• _What the task asks_:
Return each line in the records below that includes "tasks".

• _Working data_:
════════════════

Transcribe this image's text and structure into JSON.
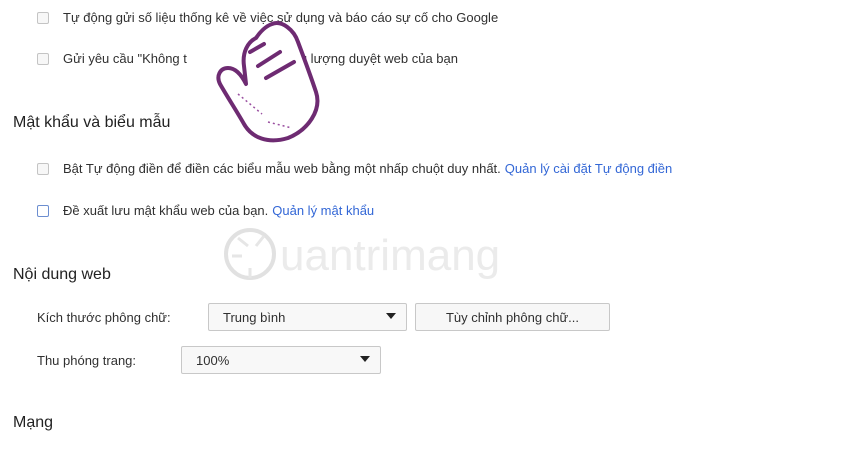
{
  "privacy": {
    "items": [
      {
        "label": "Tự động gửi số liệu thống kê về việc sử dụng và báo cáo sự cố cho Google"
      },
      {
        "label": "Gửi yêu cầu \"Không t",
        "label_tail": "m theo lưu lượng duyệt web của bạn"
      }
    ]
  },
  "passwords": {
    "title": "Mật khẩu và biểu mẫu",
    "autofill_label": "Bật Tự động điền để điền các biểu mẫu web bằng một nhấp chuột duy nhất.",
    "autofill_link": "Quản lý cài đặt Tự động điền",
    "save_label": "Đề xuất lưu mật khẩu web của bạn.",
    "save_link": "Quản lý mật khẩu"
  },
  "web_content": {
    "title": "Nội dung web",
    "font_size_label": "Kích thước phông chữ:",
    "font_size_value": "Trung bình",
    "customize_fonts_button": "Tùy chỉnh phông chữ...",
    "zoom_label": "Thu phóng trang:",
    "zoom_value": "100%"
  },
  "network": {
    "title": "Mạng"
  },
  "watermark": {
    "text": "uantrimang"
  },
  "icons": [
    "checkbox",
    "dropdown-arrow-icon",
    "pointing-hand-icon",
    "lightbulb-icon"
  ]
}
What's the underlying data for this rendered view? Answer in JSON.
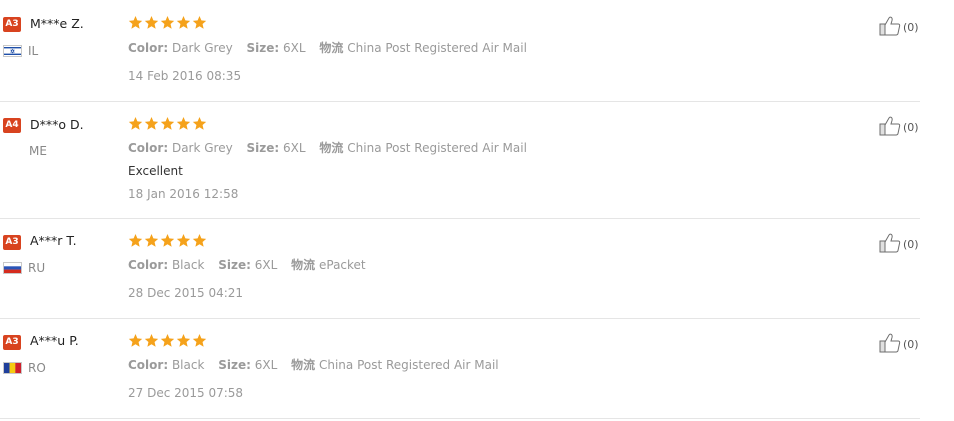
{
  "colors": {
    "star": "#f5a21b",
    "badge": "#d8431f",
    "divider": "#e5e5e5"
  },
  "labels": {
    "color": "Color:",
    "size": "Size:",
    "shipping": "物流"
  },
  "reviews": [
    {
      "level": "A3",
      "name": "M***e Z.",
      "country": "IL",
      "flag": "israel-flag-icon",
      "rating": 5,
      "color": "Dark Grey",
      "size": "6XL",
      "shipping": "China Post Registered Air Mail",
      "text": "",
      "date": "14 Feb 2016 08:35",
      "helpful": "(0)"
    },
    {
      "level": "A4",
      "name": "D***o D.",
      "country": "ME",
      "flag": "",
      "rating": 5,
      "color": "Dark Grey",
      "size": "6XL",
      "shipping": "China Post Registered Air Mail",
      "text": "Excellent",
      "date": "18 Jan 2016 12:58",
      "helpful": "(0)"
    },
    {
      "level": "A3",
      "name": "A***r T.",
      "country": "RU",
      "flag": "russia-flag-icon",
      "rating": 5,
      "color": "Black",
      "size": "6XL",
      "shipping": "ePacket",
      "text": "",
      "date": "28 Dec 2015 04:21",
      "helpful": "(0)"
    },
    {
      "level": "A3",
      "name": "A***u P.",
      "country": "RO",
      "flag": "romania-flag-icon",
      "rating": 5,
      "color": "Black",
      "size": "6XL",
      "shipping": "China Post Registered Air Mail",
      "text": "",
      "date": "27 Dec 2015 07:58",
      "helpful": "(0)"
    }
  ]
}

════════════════

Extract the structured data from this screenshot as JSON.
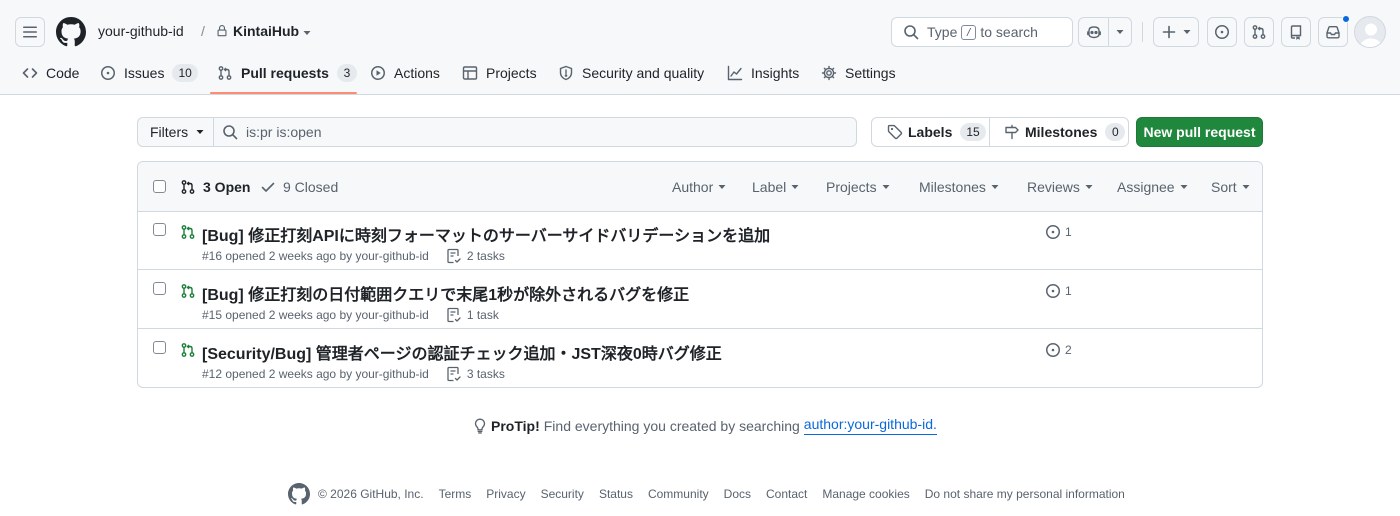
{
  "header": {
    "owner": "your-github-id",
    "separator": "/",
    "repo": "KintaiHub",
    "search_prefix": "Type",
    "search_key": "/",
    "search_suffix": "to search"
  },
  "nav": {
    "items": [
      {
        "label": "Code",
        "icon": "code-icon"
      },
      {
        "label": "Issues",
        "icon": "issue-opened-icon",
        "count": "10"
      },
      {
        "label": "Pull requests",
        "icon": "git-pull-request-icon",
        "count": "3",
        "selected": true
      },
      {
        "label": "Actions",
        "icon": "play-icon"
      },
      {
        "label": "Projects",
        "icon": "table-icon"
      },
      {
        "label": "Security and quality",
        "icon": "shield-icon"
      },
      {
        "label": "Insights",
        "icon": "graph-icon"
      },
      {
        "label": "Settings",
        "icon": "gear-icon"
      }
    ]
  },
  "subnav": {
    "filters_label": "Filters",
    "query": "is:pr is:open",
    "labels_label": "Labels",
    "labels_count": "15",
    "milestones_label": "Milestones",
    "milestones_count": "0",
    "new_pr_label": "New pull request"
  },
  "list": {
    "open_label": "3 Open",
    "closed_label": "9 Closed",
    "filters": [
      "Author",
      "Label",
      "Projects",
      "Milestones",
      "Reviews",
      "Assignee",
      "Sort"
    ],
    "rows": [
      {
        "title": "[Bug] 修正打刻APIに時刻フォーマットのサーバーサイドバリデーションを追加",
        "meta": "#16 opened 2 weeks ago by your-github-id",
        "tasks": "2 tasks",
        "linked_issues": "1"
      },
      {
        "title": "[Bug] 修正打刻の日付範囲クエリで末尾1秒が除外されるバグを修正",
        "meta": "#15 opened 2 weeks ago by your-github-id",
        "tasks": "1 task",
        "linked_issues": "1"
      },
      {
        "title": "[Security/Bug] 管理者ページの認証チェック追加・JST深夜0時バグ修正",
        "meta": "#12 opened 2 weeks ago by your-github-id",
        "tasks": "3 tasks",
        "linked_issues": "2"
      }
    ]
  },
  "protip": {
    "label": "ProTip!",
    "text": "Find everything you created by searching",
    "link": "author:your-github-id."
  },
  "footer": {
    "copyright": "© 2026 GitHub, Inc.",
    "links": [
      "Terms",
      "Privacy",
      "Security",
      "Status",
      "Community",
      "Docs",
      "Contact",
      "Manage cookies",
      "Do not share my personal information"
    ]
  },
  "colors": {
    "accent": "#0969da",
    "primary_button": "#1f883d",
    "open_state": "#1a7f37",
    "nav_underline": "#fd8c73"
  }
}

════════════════

• _Output of the task_:
        "tasks": "2 tasks",
        "tasks": "1 task",
        "tasks": "3 tasks",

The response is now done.